Nothing but the text of the records should come back; copy it exactly and leave the pictures out.

Entries from a dataset of interfaces
■ ■ ■

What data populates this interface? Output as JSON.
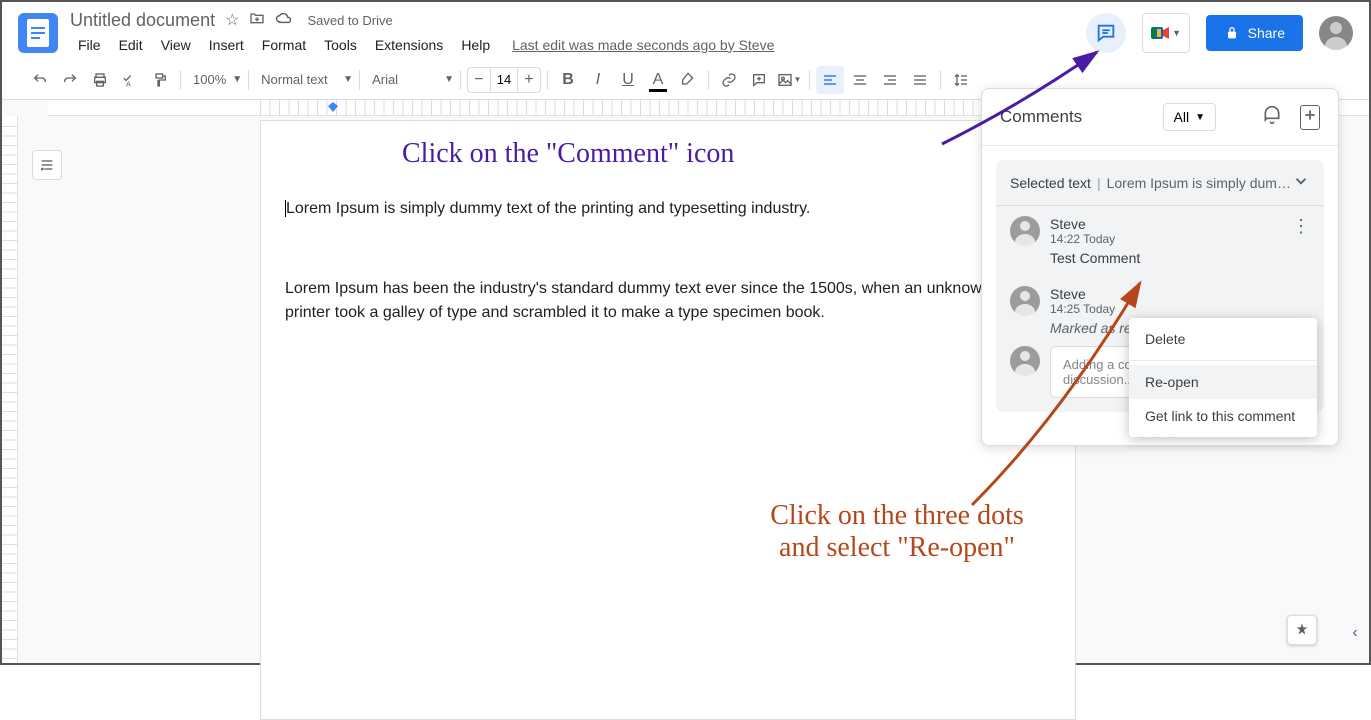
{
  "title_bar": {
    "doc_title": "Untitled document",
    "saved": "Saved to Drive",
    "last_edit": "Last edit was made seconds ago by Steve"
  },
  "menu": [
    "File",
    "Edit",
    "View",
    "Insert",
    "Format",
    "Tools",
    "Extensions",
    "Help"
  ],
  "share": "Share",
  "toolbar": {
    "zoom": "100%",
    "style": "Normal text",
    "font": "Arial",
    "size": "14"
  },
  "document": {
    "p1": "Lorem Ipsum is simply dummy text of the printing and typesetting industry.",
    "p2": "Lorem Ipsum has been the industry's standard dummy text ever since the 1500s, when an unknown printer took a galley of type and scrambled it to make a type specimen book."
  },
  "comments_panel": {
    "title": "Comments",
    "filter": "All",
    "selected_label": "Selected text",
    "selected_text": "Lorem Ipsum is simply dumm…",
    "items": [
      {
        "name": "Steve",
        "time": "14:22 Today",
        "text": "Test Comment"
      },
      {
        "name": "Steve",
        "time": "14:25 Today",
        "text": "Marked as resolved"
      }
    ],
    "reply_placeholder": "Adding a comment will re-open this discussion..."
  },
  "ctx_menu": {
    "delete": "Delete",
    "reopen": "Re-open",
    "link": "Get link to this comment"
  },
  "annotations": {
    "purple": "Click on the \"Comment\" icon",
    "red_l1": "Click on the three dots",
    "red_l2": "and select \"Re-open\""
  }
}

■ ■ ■

— TASK SOLUTION —
What data populates this interface? Output as JSON.
{
  "title_bar": {
    "doc_title": "Untitled document",
    "saved": "Saved to Drive",
    "last_edit": "Last edit was made seconds ago by Steve"
  },
  "menu": [
    "File",
    "Edit",
    "View",
    "Insert",
    "Format",
    "Tools",
    "Extensions",
    "Help"
  ],
  "share": "Share",
  "toolbar": {
    "zoom": "100%",
    "style": "Normal text",
    "font": "Arial",
    "size": "14"
  },
  "document": {
    "p1": "Lorem Ipsum is simply dummy text of the printing and typesetting industry.",
    "p2": "Lorem Ipsum has been the industry's standard dummy text ever since the 1500s, when an unknown printer took a galley of type and scrambled it to make a type specimen book."
  },
  "comments_panel": {
    "title": "Comments",
    "filter": "All",
    "selected_label": "Selected text",
    "selected_text": "Lorem Ipsum is simply dumm…",
    "items": [
      {
        "name": "Steve",
        "time": "14:22 Today",
        "text": "Test Comment"
      },
      {
        "name": "Steve",
        "time": "14:25 Today",
        "text": "Marked as resolved"
      }
    ],
    "reply_placeholder": "Adding a comment will re-open this discussion..."
  },
  "ctx_menu": {
    "delete": "Delete",
    "reopen": "Re-open",
    "link": "Get link to this comment"
  },
  "annotations": {
    "purple": "Click on the \"Comment\" icon",
    "red_l1": "Click on the three dots",
    "red_l2": "and select \"Re-open\""
  }
}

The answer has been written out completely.